Even if these irregular payments constitute prima facie evidence of contempt, we cannot say the district court abused its discretion by not holding respondent in contempt because:  (1) respondent is not in arrears; and (2) the district court found that respondent’s income is irregular because he is self-employed in the agriculture business.  Moreover, as noted by the district court, respondent’s late payment is partially due to the Department of Human Services’ billing process.  Respondent receives a monthly notice from the Department of Human Services of his obligation to pay and then remits his payment to the payment center.  The district court found that the notification process allows payment to be made any time during the month and that often the notices are not received until at least the 8th of the month.  The district court found that respondent was making a good faith effort to comply with the order and denied appellant’s motion.  We defer to such credibility determinations.  Whalen v. Whalen, 594 N.W.2d 277, 282 (Minn. App. 1999).

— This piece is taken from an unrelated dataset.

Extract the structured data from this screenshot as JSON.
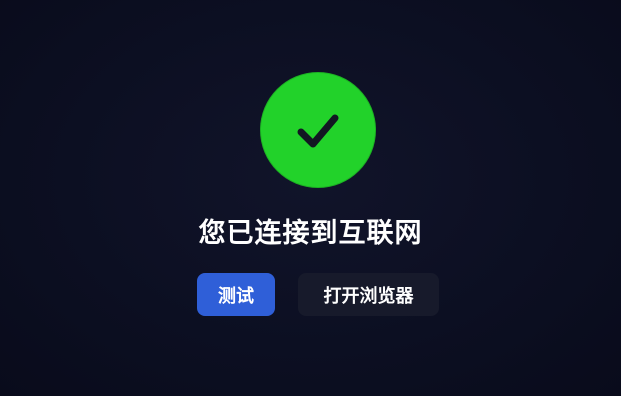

Appellant also argues that the district court abused its discretion because it did not address her oral motion to have child support paid automatically from respondent’s checking account.  Whether an oral motion is properly before the district court is largely left to the district court’s “sound discretion.”  Stern v. Dill, 442 N.W.2d 322, 325 (Minn. 1989).  We conclude the district court did not abuse its discretion in not addressing appellant’s motion.  Appellant’s motion was made merely as an aside during the hearing on the contempt motion and further, the income withholding statute requires a written notice.  See Minn. Stat. § 518.6111, subd. 7 (Supp. 1999).


Appellant requests that this court remand to the district court for an award of attorney fees.  A child support obligee may obtain attorney fees incurred in prosecution of an obligor’s contempt.  Minn. Stat. § 588.11 (1998); In re Marriage of Nelson, 408 N.W.2d 618, 622 (Minn. App. 1987).  But in light of our decision here and the facts of this case, particularly the district court’s determination as to respondent’s good faith, we reject appellant’s request to remand for attorney fees.

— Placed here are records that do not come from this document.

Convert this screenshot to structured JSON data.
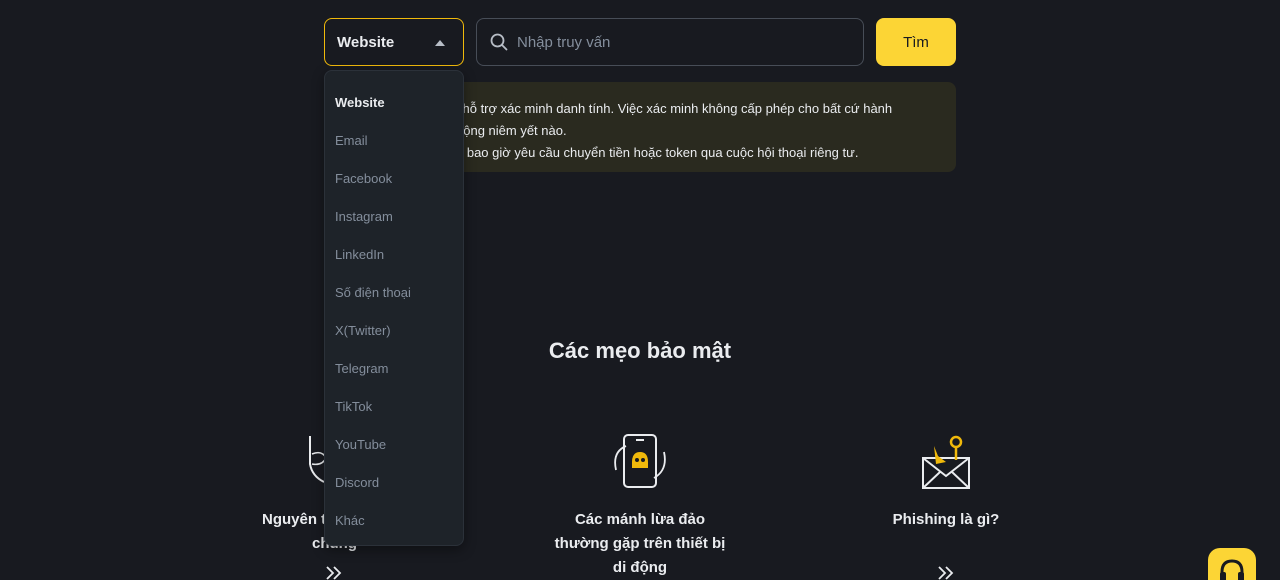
{
  "search_bar": {
    "select_value": "Website",
    "input_placeholder": "Nhập truy vấn",
    "input_value": "",
    "button_label": "Tìm"
  },
  "dropdown": {
    "options": [
      "Website",
      "Email",
      "Facebook",
      "Instagram",
      "LinkedIn",
      "Số điện thoại",
      "X(Twitter)",
      "Telegram",
      "TikTok",
      "YouTube",
      "Discord",
      "Khác"
    ],
    "selected": "Website"
  },
  "notice": {
    "line1": "i hỗ trợ xác minh danh tính. Việc xác minh không cấp phép cho bất cứ hành",
    "line2": "động niêm yết nào.",
    "line3": "g bao giờ yêu cầu chuyển tiền hoặc token qua cuộc hội thoại riêng tư."
  },
  "tips": {
    "title": "Các mẹo bảo mật",
    "cards": [
      {
        "title_line1": "Nguyên t",
        "title_line2": "chung",
        "icon": "shield-icon"
      },
      {
        "title_line1": "Các mánh lừa đảo",
        "title_line2": "thường gặp trên thiết bị",
        "title_line3": "di động",
        "icon": "phone-scam-icon"
      },
      {
        "title_line1": "Phishing là gì?",
        "icon": "phishing-envelope-icon"
      }
    ]
  },
  "colors": {
    "accent": "#fcd535",
    "border_focus": "#f0b90b",
    "background": "#181a20",
    "notice_bg": "#2a2a1f",
    "dropdown_bg": "#1e2329"
  }
}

            Respondent also requests an award of attorney fees contending that this appeal is frivolous.  Attorney fees may be awarded in dissolution cases where an appeal was frivolous or made in bad faith.  Roehrdanz v. Roehrdanz, 438 N.W.2d 687, 691-92 (Minn. App. 1989), review denied (Minn. June 21, 1989).  But attorney fees will not be awarded where the parties’ arguments are colorable.  See Kitchar v. Kitchar, 553 N.W.2d 97, 104 (Minn. App. 1996) (denying award of attorney fees where “both parties presented colorable legal arguments on difficult issues”), review denied (Minn. Oct. 29, 1996).  Here, appellant had a colorable argument that respondent was not complying with the terms of the court order by making irregular payments.  We therefore deny respondent’s request for attorney fees.

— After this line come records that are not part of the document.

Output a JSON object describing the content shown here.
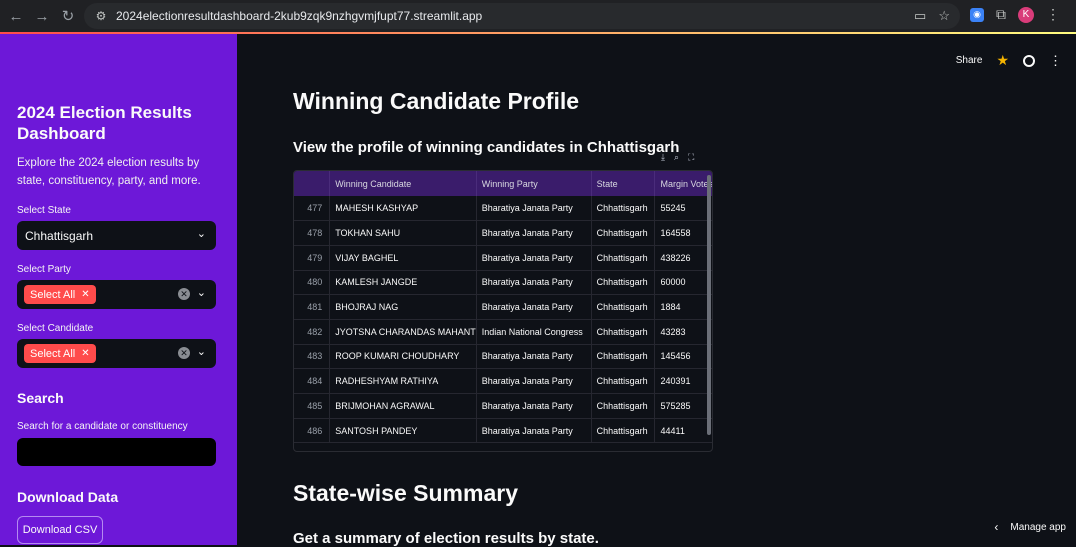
{
  "browser": {
    "url": "2024electionresultdashboard-2kub9zqk9nzhgvmjfupt77.streamlit.app",
    "profile_initial": "K"
  },
  "sidebar": {
    "title": "2024 Election Results Dashboard",
    "description": "Explore the 2024 election results by state, constituency, party, and more.",
    "state_label": "Select State",
    "state_value": "Chhattisgarh",
    "party_label": "Select Party",
    "party_tag": "Select All",
    "candidate_label": "Select Candidate",
    "candidate_tag": "Select All",
    "search_heading": "Search",
    "search_label": "Search for a candidate or constituency",
    "search_value": "",
    "download_heading": "Download Data",
    "download_button": "Download CSV"
  },
  "main": {
    "share_label": "Share",
    "title": "Winning Candidate Profile",
    "subtitle": "View the profile of winning candidates in Chhattisgarh",
    "summary_title": "State-wise Summary",
    "summary_subtitle": "Get a summary of election results by state.",
    "manage_app": "Manage app",
    "table": {
      "columns": [
        "",
        "Winning Candidate",
        "Winning Party",
        "State",
        "Margin Votes"
      ],
      "rows": [
        [
          "477",
          "MAHESH KASHYAP",
          "Bharatiya Janata Party",
          "Chhattisgarh",
          "55245"
        ],
        [
          "478",
          "TOKHAN SAHU",
          "Bharatiya Janata Party",
          "Chhattisgarh",
          "164558"
        ],
        [
          "479",
          "VIJAY BAGHEL",
          "Bharatiya Janata Party",
          "Chhattisgarh",
          "438226"
        ],
        [
          "480",
          "KAMLESH JANGDE",
          "Bharatiya Janata Party",
          "Chhattisgarh",
          "60000"
        ],
        [
          "481",
          "BHOJRAJ NAG",
          "Bharatiya Janata Party",
          "Chhattisgarh",
          "1884"
        ],
        [
          "482",
          "JYOTSNA CHARANDAS MAHANT",
          "Indian National Congress",
          "Chhattisgarh",
          "43283"
        ],
        [
          "483",
          "ROOP KUMARI CHOUDHARY",
          "Bharatiya Janata Party",
          "Chhattisgarh",
          "145456"
        ],
        [
          "484",
          "RADHESHYAM RATHIYA",
          "Bharatiya Janata Party",
          "Chhattisgarh",
          "240391"
        ],
        [
          "485",
          "BRIJMOHAN AGRAWAL",
          "Bharatiya Janata Party",
          "Chhattisgarh",
          "575285"
        ],
        [
          "486",
          "SANTOSH PANDEY",
          "Bharatiya Janata Party",
          "Chhattisgarh",
          "44411"
        ]
      ]
    }
  },
  "colors": {
    "sidebar_bg": "#6d18d8",
    "main_bg": "#0e1117",
    "accent": "#ff4b4b",
    "header_bg": "#3a1c6b"
  }
}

*  Retired judge of the Minnesota Court of Appeals, serving by appointment pursuant to Minn. Const. art. VI, § 10.